### TASK GOAL
Work out how many lines in the records contain the word "PHYSIOLOGY", and give that number alone.

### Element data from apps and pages
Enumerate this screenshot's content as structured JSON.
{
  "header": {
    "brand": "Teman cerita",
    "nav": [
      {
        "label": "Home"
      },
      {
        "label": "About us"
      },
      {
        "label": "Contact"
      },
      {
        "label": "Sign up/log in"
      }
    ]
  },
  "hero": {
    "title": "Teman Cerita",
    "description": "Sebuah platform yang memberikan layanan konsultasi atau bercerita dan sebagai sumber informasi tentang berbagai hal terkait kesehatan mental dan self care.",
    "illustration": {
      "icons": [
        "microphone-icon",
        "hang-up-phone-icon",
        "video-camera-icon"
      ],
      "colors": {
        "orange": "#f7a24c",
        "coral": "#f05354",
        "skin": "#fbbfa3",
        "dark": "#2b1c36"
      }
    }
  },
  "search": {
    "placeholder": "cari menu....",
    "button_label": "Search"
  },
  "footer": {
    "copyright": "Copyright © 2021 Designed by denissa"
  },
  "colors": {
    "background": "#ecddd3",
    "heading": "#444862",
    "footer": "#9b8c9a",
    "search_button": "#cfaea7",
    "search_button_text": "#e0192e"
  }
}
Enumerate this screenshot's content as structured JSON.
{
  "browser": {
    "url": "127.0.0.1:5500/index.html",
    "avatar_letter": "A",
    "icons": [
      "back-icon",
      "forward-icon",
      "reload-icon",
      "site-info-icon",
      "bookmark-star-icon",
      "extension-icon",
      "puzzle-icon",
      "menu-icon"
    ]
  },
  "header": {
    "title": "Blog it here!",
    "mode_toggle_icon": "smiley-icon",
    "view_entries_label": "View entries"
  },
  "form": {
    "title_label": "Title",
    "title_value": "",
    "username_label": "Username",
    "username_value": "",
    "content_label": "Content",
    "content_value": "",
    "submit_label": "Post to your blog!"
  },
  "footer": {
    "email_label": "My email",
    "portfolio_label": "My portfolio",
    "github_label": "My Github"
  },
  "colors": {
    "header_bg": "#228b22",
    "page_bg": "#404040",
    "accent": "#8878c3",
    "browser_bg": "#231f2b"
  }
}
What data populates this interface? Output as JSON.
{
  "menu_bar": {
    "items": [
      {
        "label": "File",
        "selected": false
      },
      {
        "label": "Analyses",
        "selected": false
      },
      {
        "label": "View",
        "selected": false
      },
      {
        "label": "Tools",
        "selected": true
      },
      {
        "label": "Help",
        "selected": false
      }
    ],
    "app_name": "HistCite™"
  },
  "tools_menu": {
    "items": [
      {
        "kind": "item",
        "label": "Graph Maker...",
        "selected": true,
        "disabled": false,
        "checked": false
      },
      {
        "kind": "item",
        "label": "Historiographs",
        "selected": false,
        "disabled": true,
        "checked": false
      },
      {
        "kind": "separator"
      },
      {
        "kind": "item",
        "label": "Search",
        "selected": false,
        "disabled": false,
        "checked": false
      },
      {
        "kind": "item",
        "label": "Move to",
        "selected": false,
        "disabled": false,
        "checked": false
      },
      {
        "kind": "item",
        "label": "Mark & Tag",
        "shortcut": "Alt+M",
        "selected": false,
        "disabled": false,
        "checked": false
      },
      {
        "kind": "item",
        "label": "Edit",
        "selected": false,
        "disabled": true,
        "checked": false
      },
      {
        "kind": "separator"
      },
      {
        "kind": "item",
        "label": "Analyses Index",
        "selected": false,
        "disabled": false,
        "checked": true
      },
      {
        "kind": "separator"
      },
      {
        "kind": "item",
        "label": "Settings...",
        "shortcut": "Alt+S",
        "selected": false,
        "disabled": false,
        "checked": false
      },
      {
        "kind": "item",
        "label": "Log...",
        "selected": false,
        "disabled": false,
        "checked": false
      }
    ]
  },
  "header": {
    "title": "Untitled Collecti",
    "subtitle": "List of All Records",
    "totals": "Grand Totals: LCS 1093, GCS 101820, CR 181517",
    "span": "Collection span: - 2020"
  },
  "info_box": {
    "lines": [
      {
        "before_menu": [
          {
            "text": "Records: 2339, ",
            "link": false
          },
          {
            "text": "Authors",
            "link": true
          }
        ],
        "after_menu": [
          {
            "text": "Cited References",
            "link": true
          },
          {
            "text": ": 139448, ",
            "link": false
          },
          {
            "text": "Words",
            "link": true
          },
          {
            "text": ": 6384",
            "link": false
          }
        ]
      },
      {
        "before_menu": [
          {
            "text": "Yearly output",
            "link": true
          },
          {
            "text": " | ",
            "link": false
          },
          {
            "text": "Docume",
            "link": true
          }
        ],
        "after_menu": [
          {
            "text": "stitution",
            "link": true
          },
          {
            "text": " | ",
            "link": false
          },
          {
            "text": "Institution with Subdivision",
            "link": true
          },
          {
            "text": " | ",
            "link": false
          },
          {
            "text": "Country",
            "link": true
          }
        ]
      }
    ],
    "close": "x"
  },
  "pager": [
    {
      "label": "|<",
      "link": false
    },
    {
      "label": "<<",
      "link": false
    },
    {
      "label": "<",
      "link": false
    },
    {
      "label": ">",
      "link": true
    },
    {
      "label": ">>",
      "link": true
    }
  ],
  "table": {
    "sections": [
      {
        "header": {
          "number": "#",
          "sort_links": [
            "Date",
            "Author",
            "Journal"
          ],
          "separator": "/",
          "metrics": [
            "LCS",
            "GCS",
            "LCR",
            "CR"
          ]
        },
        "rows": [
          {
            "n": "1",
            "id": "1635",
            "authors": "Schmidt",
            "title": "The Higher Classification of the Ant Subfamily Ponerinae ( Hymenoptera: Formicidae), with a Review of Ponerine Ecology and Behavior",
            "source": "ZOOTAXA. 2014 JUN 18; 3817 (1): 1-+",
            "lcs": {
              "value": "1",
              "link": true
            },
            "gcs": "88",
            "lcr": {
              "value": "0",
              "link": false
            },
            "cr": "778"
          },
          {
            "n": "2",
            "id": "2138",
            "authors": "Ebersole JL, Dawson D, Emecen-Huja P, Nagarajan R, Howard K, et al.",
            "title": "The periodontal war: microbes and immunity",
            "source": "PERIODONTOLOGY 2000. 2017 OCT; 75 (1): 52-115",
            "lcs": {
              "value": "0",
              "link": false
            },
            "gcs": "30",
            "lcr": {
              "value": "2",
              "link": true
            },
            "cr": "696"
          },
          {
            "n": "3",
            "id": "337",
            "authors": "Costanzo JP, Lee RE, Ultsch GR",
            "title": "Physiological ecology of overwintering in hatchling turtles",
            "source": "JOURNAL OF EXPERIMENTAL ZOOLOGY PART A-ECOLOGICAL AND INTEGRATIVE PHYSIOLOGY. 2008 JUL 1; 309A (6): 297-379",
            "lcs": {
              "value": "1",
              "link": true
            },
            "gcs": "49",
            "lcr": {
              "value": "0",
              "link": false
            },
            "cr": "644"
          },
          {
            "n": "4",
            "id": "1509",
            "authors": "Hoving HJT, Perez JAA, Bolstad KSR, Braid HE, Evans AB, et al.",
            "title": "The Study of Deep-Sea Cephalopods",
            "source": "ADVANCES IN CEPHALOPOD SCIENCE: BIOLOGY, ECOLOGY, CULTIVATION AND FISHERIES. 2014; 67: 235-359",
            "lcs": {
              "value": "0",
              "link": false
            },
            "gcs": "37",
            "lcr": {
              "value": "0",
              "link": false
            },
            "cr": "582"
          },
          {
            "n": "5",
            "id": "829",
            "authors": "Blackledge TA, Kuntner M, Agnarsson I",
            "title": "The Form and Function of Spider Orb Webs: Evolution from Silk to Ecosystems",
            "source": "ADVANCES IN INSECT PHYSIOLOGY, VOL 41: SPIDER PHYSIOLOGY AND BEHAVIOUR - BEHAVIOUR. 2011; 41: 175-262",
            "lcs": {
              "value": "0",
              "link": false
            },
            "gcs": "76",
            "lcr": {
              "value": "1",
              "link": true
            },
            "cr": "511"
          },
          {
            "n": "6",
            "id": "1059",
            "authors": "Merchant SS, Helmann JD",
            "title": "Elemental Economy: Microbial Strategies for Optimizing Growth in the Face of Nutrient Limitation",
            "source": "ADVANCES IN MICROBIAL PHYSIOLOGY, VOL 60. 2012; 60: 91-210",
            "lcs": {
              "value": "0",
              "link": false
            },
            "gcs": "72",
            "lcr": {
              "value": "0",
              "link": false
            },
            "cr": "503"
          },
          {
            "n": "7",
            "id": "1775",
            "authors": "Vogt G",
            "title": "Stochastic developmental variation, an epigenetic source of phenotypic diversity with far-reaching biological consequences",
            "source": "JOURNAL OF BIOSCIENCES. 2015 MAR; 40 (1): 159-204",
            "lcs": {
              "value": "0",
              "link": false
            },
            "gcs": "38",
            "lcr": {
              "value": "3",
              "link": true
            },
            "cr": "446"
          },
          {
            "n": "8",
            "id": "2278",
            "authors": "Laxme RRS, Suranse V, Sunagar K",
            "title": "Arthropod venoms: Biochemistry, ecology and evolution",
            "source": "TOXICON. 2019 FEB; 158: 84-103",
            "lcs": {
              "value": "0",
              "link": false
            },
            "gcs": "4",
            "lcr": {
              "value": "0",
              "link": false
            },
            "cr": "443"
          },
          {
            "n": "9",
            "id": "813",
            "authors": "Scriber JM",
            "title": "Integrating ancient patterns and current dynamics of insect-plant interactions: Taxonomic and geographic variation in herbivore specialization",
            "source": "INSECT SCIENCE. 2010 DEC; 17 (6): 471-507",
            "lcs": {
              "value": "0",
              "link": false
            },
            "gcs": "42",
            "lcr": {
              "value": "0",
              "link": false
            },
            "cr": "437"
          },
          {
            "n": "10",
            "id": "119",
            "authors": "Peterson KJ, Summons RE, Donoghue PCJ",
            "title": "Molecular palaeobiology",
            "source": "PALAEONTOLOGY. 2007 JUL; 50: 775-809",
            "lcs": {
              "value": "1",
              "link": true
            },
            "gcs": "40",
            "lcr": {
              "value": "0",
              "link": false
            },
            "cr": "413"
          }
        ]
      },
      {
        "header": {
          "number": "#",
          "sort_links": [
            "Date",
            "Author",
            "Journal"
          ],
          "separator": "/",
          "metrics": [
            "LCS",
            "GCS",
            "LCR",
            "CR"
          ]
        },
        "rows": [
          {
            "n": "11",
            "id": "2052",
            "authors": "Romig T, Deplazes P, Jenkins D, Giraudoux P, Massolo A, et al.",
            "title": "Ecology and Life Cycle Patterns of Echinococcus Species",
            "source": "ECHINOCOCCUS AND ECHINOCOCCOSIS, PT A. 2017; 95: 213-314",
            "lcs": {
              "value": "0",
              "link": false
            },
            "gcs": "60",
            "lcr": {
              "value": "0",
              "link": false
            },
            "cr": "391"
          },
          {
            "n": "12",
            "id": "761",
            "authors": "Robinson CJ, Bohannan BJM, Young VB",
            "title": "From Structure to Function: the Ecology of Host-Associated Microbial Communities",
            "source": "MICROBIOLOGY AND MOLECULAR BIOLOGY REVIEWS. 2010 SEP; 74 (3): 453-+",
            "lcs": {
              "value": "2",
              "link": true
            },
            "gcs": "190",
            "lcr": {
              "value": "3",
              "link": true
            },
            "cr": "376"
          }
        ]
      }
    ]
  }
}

### WRITTEN RESPONSE
3